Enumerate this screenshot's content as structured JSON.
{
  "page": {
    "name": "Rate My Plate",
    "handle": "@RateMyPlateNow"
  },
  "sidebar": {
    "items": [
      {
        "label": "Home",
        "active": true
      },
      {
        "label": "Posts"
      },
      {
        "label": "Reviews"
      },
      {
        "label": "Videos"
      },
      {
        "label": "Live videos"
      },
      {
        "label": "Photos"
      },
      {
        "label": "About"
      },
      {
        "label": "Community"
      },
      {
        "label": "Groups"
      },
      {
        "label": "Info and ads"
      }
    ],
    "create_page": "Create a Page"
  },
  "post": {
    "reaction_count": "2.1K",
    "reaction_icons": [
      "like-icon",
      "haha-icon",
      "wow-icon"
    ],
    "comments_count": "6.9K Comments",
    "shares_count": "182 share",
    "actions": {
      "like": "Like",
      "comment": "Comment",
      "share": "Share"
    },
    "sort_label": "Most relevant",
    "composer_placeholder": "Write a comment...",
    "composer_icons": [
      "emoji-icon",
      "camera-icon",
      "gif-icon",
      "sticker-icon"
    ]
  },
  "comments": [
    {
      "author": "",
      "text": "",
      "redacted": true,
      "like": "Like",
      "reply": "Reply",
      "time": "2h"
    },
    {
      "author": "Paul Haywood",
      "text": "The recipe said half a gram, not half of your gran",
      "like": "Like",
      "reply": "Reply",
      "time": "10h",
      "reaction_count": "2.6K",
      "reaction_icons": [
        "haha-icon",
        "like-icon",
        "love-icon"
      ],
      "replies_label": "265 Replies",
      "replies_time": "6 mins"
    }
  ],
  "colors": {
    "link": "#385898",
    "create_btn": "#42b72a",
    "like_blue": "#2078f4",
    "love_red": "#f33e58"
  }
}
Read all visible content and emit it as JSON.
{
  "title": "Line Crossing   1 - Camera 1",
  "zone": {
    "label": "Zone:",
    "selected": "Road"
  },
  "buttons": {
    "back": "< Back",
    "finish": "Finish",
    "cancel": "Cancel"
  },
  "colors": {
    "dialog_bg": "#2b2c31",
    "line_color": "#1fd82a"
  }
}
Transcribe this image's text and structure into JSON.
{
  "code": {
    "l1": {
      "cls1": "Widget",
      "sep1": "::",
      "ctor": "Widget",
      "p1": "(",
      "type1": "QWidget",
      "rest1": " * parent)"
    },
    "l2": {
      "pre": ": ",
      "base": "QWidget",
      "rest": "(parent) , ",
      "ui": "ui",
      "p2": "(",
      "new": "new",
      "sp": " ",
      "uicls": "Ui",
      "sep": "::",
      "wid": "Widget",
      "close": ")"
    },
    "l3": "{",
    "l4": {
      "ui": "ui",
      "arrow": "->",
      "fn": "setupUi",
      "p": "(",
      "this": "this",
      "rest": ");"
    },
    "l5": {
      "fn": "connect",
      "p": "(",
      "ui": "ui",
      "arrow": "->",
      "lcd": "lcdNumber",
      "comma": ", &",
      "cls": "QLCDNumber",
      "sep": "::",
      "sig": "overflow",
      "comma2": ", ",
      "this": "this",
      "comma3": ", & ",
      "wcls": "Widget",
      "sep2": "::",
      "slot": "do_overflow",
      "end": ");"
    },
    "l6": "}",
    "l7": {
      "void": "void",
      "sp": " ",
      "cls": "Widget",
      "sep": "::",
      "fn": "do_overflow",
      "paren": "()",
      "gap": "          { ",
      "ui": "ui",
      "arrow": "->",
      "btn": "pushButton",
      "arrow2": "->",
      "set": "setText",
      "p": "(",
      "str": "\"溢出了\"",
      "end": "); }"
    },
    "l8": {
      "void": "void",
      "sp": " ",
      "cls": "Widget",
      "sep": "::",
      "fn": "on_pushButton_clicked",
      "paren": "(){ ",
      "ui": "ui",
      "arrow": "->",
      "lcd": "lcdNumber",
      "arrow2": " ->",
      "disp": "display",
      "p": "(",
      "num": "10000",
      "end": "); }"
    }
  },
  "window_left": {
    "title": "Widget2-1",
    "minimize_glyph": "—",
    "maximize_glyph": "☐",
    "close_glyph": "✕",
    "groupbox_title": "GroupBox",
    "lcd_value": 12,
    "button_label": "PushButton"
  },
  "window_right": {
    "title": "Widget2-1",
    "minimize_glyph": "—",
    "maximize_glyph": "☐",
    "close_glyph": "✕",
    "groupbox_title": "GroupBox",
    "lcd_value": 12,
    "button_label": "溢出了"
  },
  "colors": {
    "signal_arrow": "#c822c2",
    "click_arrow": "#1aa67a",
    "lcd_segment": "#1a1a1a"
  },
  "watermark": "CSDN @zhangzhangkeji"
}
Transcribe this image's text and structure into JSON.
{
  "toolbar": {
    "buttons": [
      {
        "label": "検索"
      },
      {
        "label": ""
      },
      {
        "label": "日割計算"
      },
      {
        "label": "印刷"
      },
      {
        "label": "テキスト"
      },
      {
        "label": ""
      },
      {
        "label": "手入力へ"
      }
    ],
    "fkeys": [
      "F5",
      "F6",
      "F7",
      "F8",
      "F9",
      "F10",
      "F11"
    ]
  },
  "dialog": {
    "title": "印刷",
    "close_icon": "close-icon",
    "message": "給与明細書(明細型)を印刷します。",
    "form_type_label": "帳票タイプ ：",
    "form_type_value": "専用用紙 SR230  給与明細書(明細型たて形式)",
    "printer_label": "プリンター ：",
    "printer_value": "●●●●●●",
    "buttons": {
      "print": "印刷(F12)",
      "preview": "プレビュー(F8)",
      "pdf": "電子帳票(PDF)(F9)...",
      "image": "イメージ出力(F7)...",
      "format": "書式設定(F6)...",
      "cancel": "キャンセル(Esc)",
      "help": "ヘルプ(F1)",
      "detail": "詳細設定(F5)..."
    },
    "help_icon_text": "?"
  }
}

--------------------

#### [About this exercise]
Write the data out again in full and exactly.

#### [Exercise output]
Enumerate this screenshot's content as structured JSON.
{
  "page": {
    "name": "Rate My Plate",
    "handle": "@RateMyPlateNow"
  },
  "sidebar": {
    "items": [
      {
        "label": "Home",
        "active": true
      },
      {
        "label": "Posts"
      },
      {
        "label": "Reviews"
      },
      {
        "label": "Videos"
      },
      {
        "label": "Live videos"
      },
      {
        "label": "Photos"
      },
      {
        "label": "About"
      },
      {
        "label": "Community"
      },
      {
        "label": "Groups"
      },
      {
        "label": "Info and ads"
      }
    ],
    "create_page": "Create a Page"
  },
  "post": {
    "reaction_count": "2.1K",
    "reaction_icons": [
      "like-icon",
      "haha-icon",
      "wow-icon"
    ],
    "comments_count": "6.9K Comments",
    "shares_count": "182 share",
    "actions": {
      "like": "Like",
      "comment": "Comment",
      "share": "Share"
    },
    "sort_label": "Most relevant",
    "composer_placeholder": "Write a comment...",
    "composer_icons": [
      "emoji-icon",
      "camera-icon",
      "gif-icon",
      "sticker-icon"
    ]
  },
  "comments": [
    {
      "author": "",
      "text": "",
      "redacted": true,
      "like": "Like",
      "reply": "Reply",
      "time": "2h"
    },
    {
      "author": "Paul Haywood",
      "text": "The recipe said half a gram, not half of your gran",
      "like": "Like",
      "reply": "Reply",
      "time": "10h",
      "reaction_count": "2.6K",
      "reaction_icons": [
        "haha-icon",
        "like-icon",
        "love-icon"
      ],
      "replies_label": "265 Replies",
      "replies_time": "6 mins"
    }
  ],
  "colors": {
    "link": "#385898",
    "create_btn": "#42b72a",
    "like_blue": "#2078f4",
    "love_red": "#f33e58"
  }
}
Read all visible content and emit it as JSON.
{
  "title": "Line Crossing   1 - Camera 1",
  "zone": {
    "label": "Zone:",
    "selected": "Road"
  },
  "buttons": {
    "back": "< Back",
    "finish": "Finish",
    "cancel": "Cancel"
  },
  "colors": {
    "dialog_bg": "#2b2c31",
    "line_color": "#1fd82a"
  }
}
Transcribe this image's text and structure into JSON.
{
  "code": {
    "l1": {
      "cls1": "Widget",
      "sep1": "::",
      "ctor": "Widget",
      "p1": "(",
      "type1": "QWidget",
      "rest1": " * parent)"
    },
    "l2": {
      "pre": ": ",
      "base": "QWidget",
      "rest": "(parent) , ",
      "ui": "ui",
      "p2": "(",
      "new": "new",
      "sp": " ",
      "uicls": "Ui",
      "sep": "::",
      "wid": "Widget",
      "close": ")"
    },
    "l3": "{",
    "l4": {
      "ui": "ui",
      "arrow": "->",
      "fn": "setupUi",
      "p": "(",
      "this": "this",
      "rest": ");"
    },
    "l5": {
      "fn": "connect",
      "p": "(",
      "ui": "ui",
      "arrow": "->",
      "lcd": "lcdNumber",
      "comma": ", &",
      "cls": "QLCDNumber",
      "sep": "::",
      "sig": "overflow",
      "comma2": ", ",
      "this": "this",
      "comma3": ", & ",
      "wcls": "Widget",
      "sep2": "::",
      "slot": "do_overflow",
      "end": ");"
    },
    "l6": "}",
    "l7": {
      "void": "void",
      "sp": " ",
      "cls": "Widget",
      "sep": "::",
      "fn": "do_overflow",
      "paren": "()",
      "gap": "          { ",
      "ui": "ui",
      "arrow": "->",
      "btn": "pushButton",
      "arrow2": "->",
      "set": "setText",
      "p": "(",
      "str": "\"溢出了\"",
      "end": "); }"
    },
    "l8": {
      "void": "void",
      "sp": " ",
      "cls": "Widget",
      "sep": "::",
      "fn": "on_pushButton_clicked",
      "paren": "(){ ",
      "ui": "ui",
      "arrow": "->",
      "lcd": "lcdNumber",
      "arrow2": " ->",
      "disp": "display",
      "p": "(",
      "num": "10000",
      "end": "); }"
    }
  },
  "window_left": {
    "title": "Widget2-1",
    "minimize_glyph": "—",
    "maximize_glyph": "☐",
    "close_glyph": "✕",
    "groupbox_title": "GroupBox",
    "lcd_value": 12,
    "button_label": "PushButton"
  },
  "window_right": {
    "title": "Widget2-1",
    "minimize_glyph": "—",
    "maximize_glyph": "☐",
    "close_glyph": "✕",
    "groupbox_title": "GroupBox",
    "lcd_value": 12,
    "button_label": "溢出了"
  },
  "colors": {
    "signal_arrow": "#c822c2",
    "click_arrow": "#1aa67a",
    "lcd_segment": "#1a1a1a"
  },
  "watermark": "CSDN @zhangzhangkeji"
}
Transcribe this image's text and structure into JSON.
{
  "toolbar": {
    "buttons": [
      {
        "label": "検索"
      },
      {
        "label": ""
      },
      {
        "label": "日割計算"
      },
      {
        "label": "印刷"
      },
      {
        "label": "テキスト"
      },
      {
        "label": ""
      },
      {
        "label": "手入力へ"
      }
    ],
    "fkeys": [
      "F5",
      "F6",
      "F7",
      "F8",
      "F9",
      "F10",
      "F11"
    ]
  },
  "dialog": {
    "title": "印刷",
    "close_icon": "close-icon",
    "message": "給与明細書(明細型)を印刷します。",
    "form_type_label": "帳票タイプ ：",
    "form_type_value": "専用用紙 SR230  給与明細書(明細型たて形式)",
    "printer_label": "プリンター ：",
    "printer_value": "●●●●●●",
    "buttons": {
      "print": "印刷(F12)",
      "preview": "プレビュー(F8)",
      "pdf": "電子帳票(PDF)(F9)...",
      "image": "イメージ出力(F7)...",
      "format": "書式設定(F6)...",
      "cancel": "キャンセル(Esc)",
      "help": "ヘルプ(F1)",
      "detail": "詳細設定(F5)..."
    },
    "help_icon_text": "?"
  }
}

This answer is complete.